Applications for the program are open through April 15. Learn about Interchange here.

Celebrating Staff Milestones

The staff of the Oklahoma Arts Council is the agency's most valued resource. Each member is committed to public service, cherishing the opportunity to meet needs of the sector and build a stronger Oklahoma through the arts.

Staff Anniversaries

Scott Cowan, the longest serving member of the Oklahoma Arts Council team, marks his 25th anniversary on staff in March. As Publications/Web Director, Cowan's imprint is discernible across the website, logos, and other visual elements representing the agency. Cowan has designed the agency's websites and was the architect behind the agency's original online grant system—the first of its kind in Oklahoma state government.

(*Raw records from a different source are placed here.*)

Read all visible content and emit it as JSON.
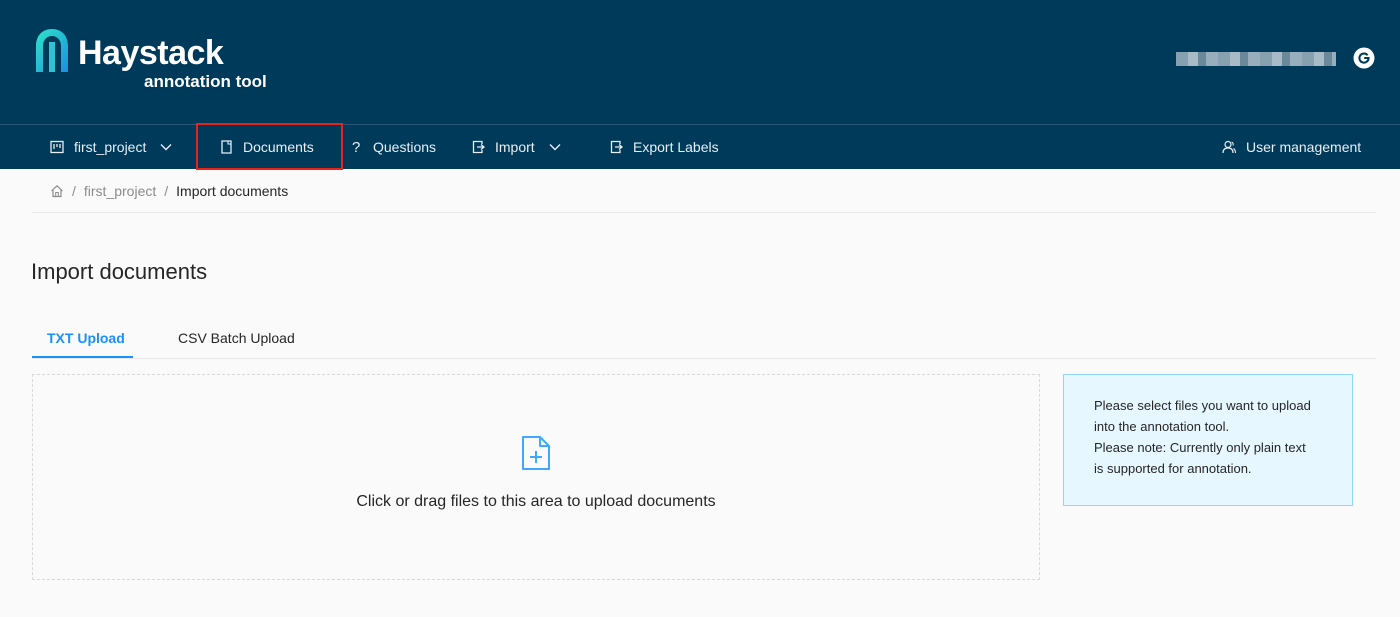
{
  "app": {
    "logo_name": "Haystack",
    "logo_subtitle": "annotation tool",
    "user_icon": "user-circle-icon"
  },
  "nav": {
    "project": {
      "label": "first_project",
      "icon": "project-icon"
    },
    "documents": {
      "label": "Documents",
      "icon": "document-icon"
    },
    "questions": {
      "label": "Questions",
      "icon": "question-icon"
    },
    "import": {
      "label": "Import",
      "icon": "import-icon"
    },
    "export": {
      "label": "Export Labels",
      "icon": "export-icon"
    },
    "user_management": {
      "label": "User management",
      "icon": "users-icon"
    }
  },
  "breadcrumb": {
    "items": [
      "first_project",
      "Import documents"
    ],
    "separator": "/"
  },
  "page": {
    "title": "Import documents"
  },
  "tabs": [
    {
      "label": "TXT Upload",
      "active": true
    },
    {
      "label": "CSV Batch Upload",
      "active": false
    }
  ],
  "upload": {
    "text": "Click or drag files to this area to upload documents",
    "icon": "file-add-icon"
  },
  "info": {
    "line1": "Please select files you want to upload",
    "line2": "into the annotation tool.",
    "line3": "Please note: Currently only plain text",
    "line4": "is supported for annotation."
  },
  "colors": {
    "header_bg": "#003a5b",
    "accent": "#1890ff",
    "highlight": "#e8231b",
    "info_bg": "#e6f7ff"
  }
}
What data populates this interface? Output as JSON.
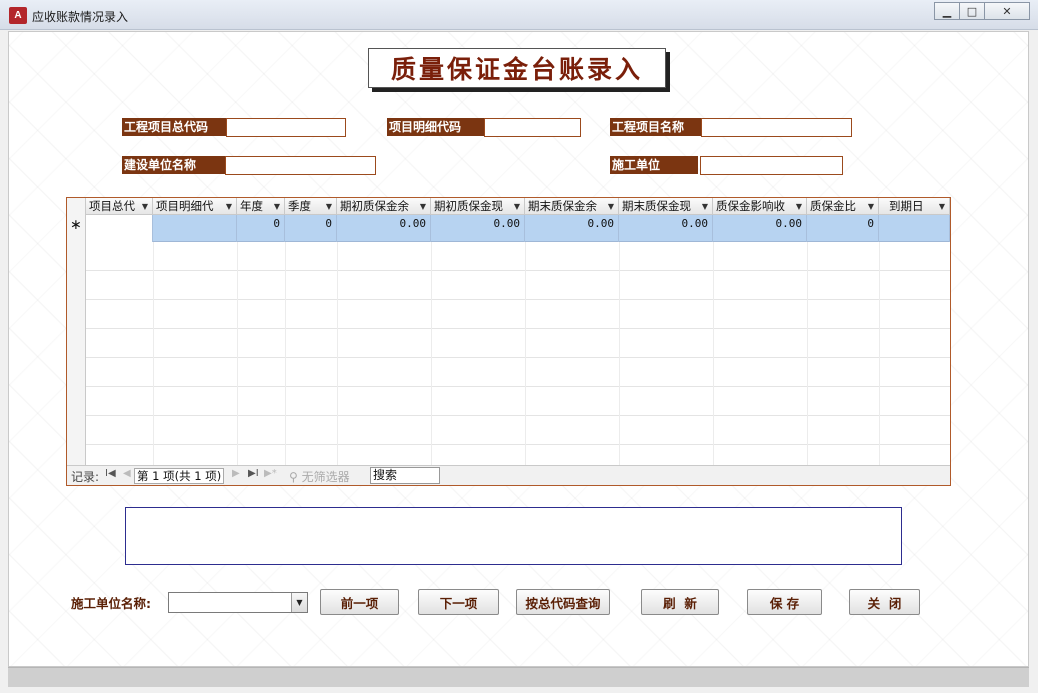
{
  "window": {
    "icon_text": "A",
    "title": "应收账款情况录入",
    "minimize_glyph": "▁",
    "restore_glyph": "□",
    "close_glyph": "✕"
  },
  "heading": "质量保证金台账录入",
  "fields": {
    "project_total_code_label": "工程项目总代码",
    "project_detail_code_label": "项目明细代码",
    "project_name_label": "工程项目名称",
    "construction_unit_label": "建设单位名称",
    "contractor_label": "施工单位"
  },
  "datasheet": {
    "columns": [
      "项目总代",
      "项目明细代",
      "年度",
      "季度",
      "期初质保金余",
      "期初质保金现",
      "期末质保金余",
      "期末质保金现",
      "质保金影响收",
      "质保金比",
      "到期日"
    ],
    "new_row_marker": "∗",
    "new_row_values": [
      "",
      "",
      "0",
      "0",
      "0.00",
      "0.00",
      "0.00",
      "0.00",
      "0.00",
      "0",
      ""
    ],
    "nav": {
      "record_label": "记录:",
      "first_glyph": "I◀",
      "prev_glyph": "◀",
      "position": "第 1 项(共 1 项)",
      "next_glyph": "▶",
      "last_glyph": "▶I",
      "new_glyph": "▶*",
      "filter_label": "无筛选器",
      "search_placeholder": "搜索"
    }
  },
  "bottom": {
    "contractor_name_label": "施工单位名称:",
    "combo_value": "",
    "combo_arrow": "▼",
    "buttons": {
      "prev": "前一项",
      "next": "下一项",
      "query": "按总代码查询",
      "refresh": "刷  新",
      "save": "保 存",
      "close": "关  闭"
    }
  }
}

Chandra Boyd, Deputy Director, began her service for the agency as Arts Learning in Communities director in 2014. In that role, she helped launch the Oklahoma Arts and the Military Initiative and spearheaded a pilot arts program at the Norman Veterans Center. In her current role, Boyd provides oversight of agency programs and operations, including human resources and policy development. She facilitated the development of the agency's 2021-2025 strategic plan, organizing town hall presentations and community discussions across the state.

Jennifer Allen-Barron is the agency's Arts Education Director, a position she has held since 2014. Celebrating her 10th year on staff, Allen-Barron has stewarded numerous initiatives of the agency tht have strengthened state arts education policy, including the updating of fine arts academic standards and the launch of new grant programs increasing the agency's investment in schools across Oklahoma.

Congratulations to these longtime staff members on celebrating their milestone anniversaries with the Oklahoma Arts Council!

Erin Latham Finds Common Thread in Joining Oklahoma Arts Council

For Erin Latham, this January meant more than just the turn of a calendar—it also meant the start of a new job and a shift from working independently as a practicing and teaching artist to working within the structure of a formal organization. Latham, who holds a PhD from the Institute for Doctoral Studies in the Visual Arts, joined the Oklahoma Arts Council as Curator of Capitol Exhibitions at the start of the year where she oversees planning and installation of exhibitions in the galleries of the Oklahoma State Capitol. Latham is upbeat about the change, where her day-to-day activities of curating art exhibitions are likely to be more consistent than the wide variety of activities in her previous "gig work," which included artist residencies, arts education, and grant writing. Despite the shift, she plans on bringing to her new role many elements of her previous work.

"Collaboration is a skillset that works well in any workplace," she says, noting the collaboration involved in her independent work with other artists and students. Latham also cites project and time management as skills necessary to being a professional artist.

Among the differences she's noticed is the level of communication, which she describes as a daily practice, which contrasts from working more independently as an artist. Latham views the more frequent communication as rewarding because she gets to share her work with colleagues and get feedback from leadership.

As she embarks on her new role, Latham is eager to begin working with artists to identify and develop bodies of work ready for showing in the Capitol. Having an exhibition in the prestigious space, with a broad audience, can be game changing for artists, Latham says. She also has in mind creating educational opportunities tied to the Oklahoma State Art Collection in The Betty Price Gallery.

"People can expect to experience the State Art Collection like never before," Latham states. "I am thinking about lots of different themes, from honoring past legacies, representing different works and artists, and considering how works fit together aesthetically and historically."

An artist herself, Latham's work is rooted in multiple practices, but with a common thread that individuals are part of a greater whole. It is an artistic philosophy that has new meaning for Latham as she transitions from independent work to being part of the Oklahoma Arts Council team.

Latham can be reached at and (405) 574-2402.